It's hard to know how much leeway to give a sitcom when it comes to things that would be horrifying in real life but can seem merely goofy in the context of a television show. In real life, Robin would be justified in never speaking to either Ted or Barney ever again after they turn her hopes, her personality, her very life into a class. The show attempts to sweep that under the rug by having Ted frame it as a use for all the Robin knowledge he'd generated when they were dating, and that it's the hardest he'd ever seen barney work to keep a girl. It doubles down by having Barney apologize and attempt to explain himself. But it still feels a little strange for Robin to forgive the both of them so quickly for such a gross violation, even if the show bends over backwards to make the argument that it was well-meaning.
On the other hand, there are demands of a sitcom, chiefly that things be more-or-less reset to the status quo by the end of the episode. Even in a comedy as continuity-heavy and intertextual as How I Met Your Mother, there's a certain inertia of the familiar, where outside of the season finale or Big Event context, the basic dynamic of the group has to stay the same. With that in mind, I can, more or less, make my peace with it. It helps that beneath the inherent creepiness of the whole thing, Ted's class is pretty damn funny, from the brick joke with the Flatiron Building, to Barney being a less-than-model student, to the list of items that can distract Robin when she's mad. Marshall's barrel B-story is pretty slight by comparison, but as usual Jason Segel makes the most of it.

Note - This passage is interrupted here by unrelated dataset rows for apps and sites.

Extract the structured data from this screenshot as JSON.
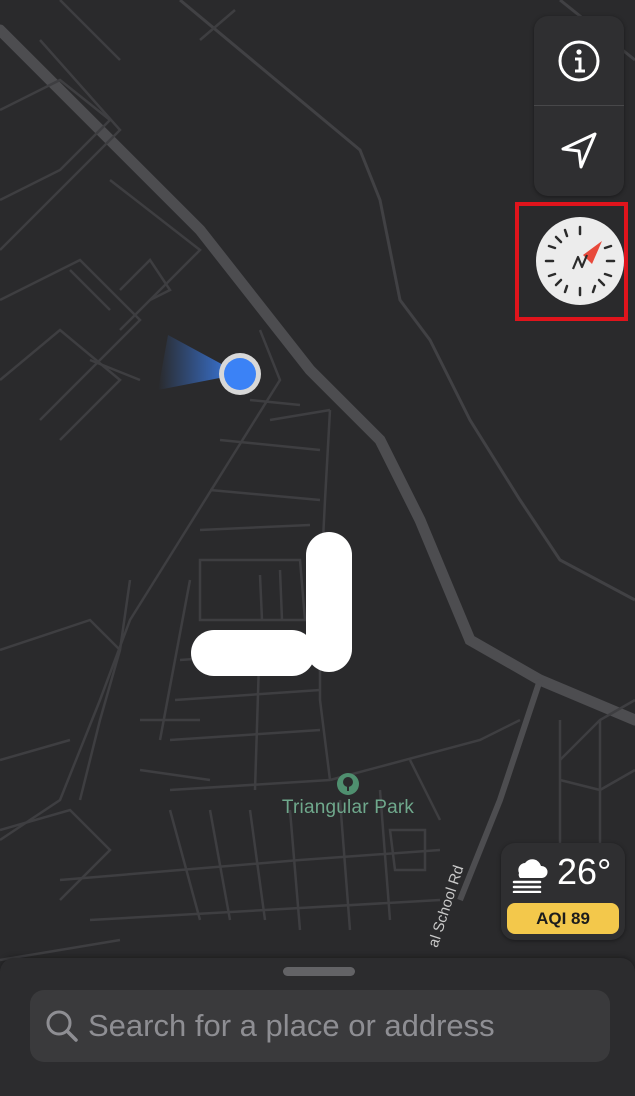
{
  "map": {
    "park_label": "Triangular Park",
    "street_label": "al School Rd",
    "park_icon": "tree-icon"
  },
  "controls": {
    "info_icon": "info-icon",
    "location_icon": "location-arrow-icon",
    "compass_icon": "compass-icon",
    "compass_accent": "#e8493b",
    "highlight_color": "#e0141c"
  },
  "weather": {
    "icon": "cloud-fog-icon",
    "temperature": "26°",
    "aqi_label": "AQI 89",
    "aqi_color": "#f3c84b"
  },
  "search": {
    "placeholder": "Search for a place or address",
    "value": ""
  },
  "colors": {
    "map_background": "#2a2a2c",
    "road_major": "#4a4a4c",
    "road_minor": "#3f3f42",
    "user_dot": "#3b82f6"
  }
}
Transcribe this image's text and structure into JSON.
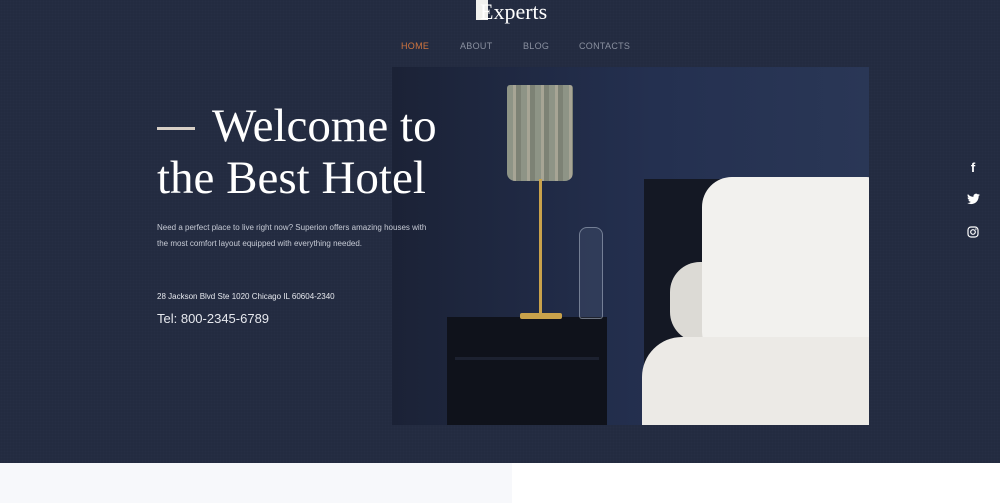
{
  "brand": {
    "name": "Experts"
  },
  "nav": {
    "items": [
      "HOME",
      "ABOUT",
      "BLOG",
      "CONTACTS"
    ],
    "active": "HOME"
  },
  "hero": {
    "title_line1": "Welcome to",
    "title_line2": "the Best Hotel",
    "description": "Need a perfect place to live right now? Superion offers amazing houses with the most comfort layout equipped with everything needed.",
    "address": "28 Jackson Blvd Ste 1020 Chicago IL 60604-2340",
    "phone": "Tel: 800-2345-6789"
  },
  "social": [
    {
      "name": "facebook",
      "icon": "facebook-icon",
      "glyph": "f"
    },
    {
      "name": "twitter",
      "icon": "twitter-icon",
      "glyph": "🐦"
    },
    {
      "name": "instagram",
      "icon": "instagram-icon",
      "glyph": "◎"
    }
  ],
  "colors": {
    "background": "#232b40",
    "accent": "#d0753f",
    "text": "#ffffff"
  }
}
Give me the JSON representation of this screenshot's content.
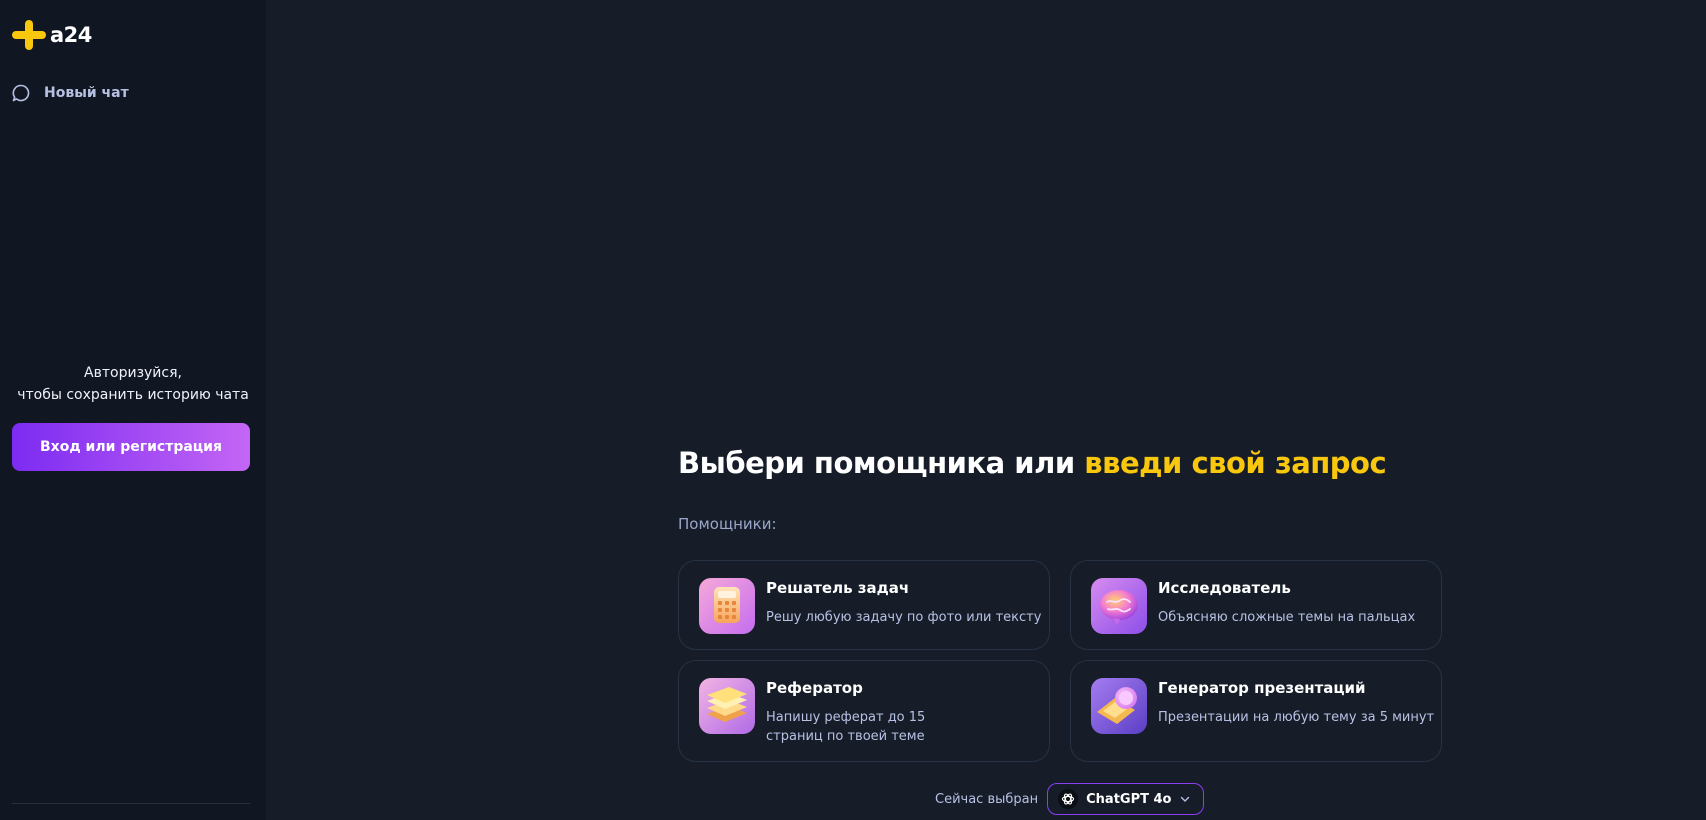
{
  "brand": {
    "name": "a24"
  },
  "sidebar": {
    "new_chat_label": "Новый чат",
    "auth_line1": "Авторизуйся,",
    "auth_line2": "чтобы сохранить историю чата",
    "login_button": "Вход или регистрация"
  },
  "main": {
    "headline_part1": "Выбери помощника или ",
    "headline_part2": "введи свой запрос",
    "assistants_label": "Помощники:",
    "assistants": [
      {
        "title": "Решатель задач",
        "desc": "Решу любую задачу по фото или тексту",
        "icon": "calculator-icon"
      },
      {
        "title": "Исследователь",
        "desc": "Объясняю сложные темы на пальцах",
        "icon": "brain-icon"
      },
      {
        "title": "Реферaтор",
        "desc_line1": "Напишу реферат до 15",
        "desc_line2": "страниц по твоей теме",
        "icon": "papers-icon"
      },
      {
        "title": "Генератор презентаций",
        "desc": "Презентации на любую тему за 5 минут",
        "icon": "presentation-icon"
      }
    ],
    "model_label": "Сейчас выбран",
    "model_name": "ChatGPT 4o"
  },
  "colors": {
    "accent_yellow": "#f9c80e",
    "accent_purple": "#8a3ff0",
    "bg": "#161d29",
    "sidebar_bg": "#111722"
  }
}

All-in-all, the laughs are there for the most part, even if some of the humor is broad. It's just a question of whether you can separate how horrific something like "Robin 101" would be in the real world from the silly tone it has in the heightened reality of HIMYM.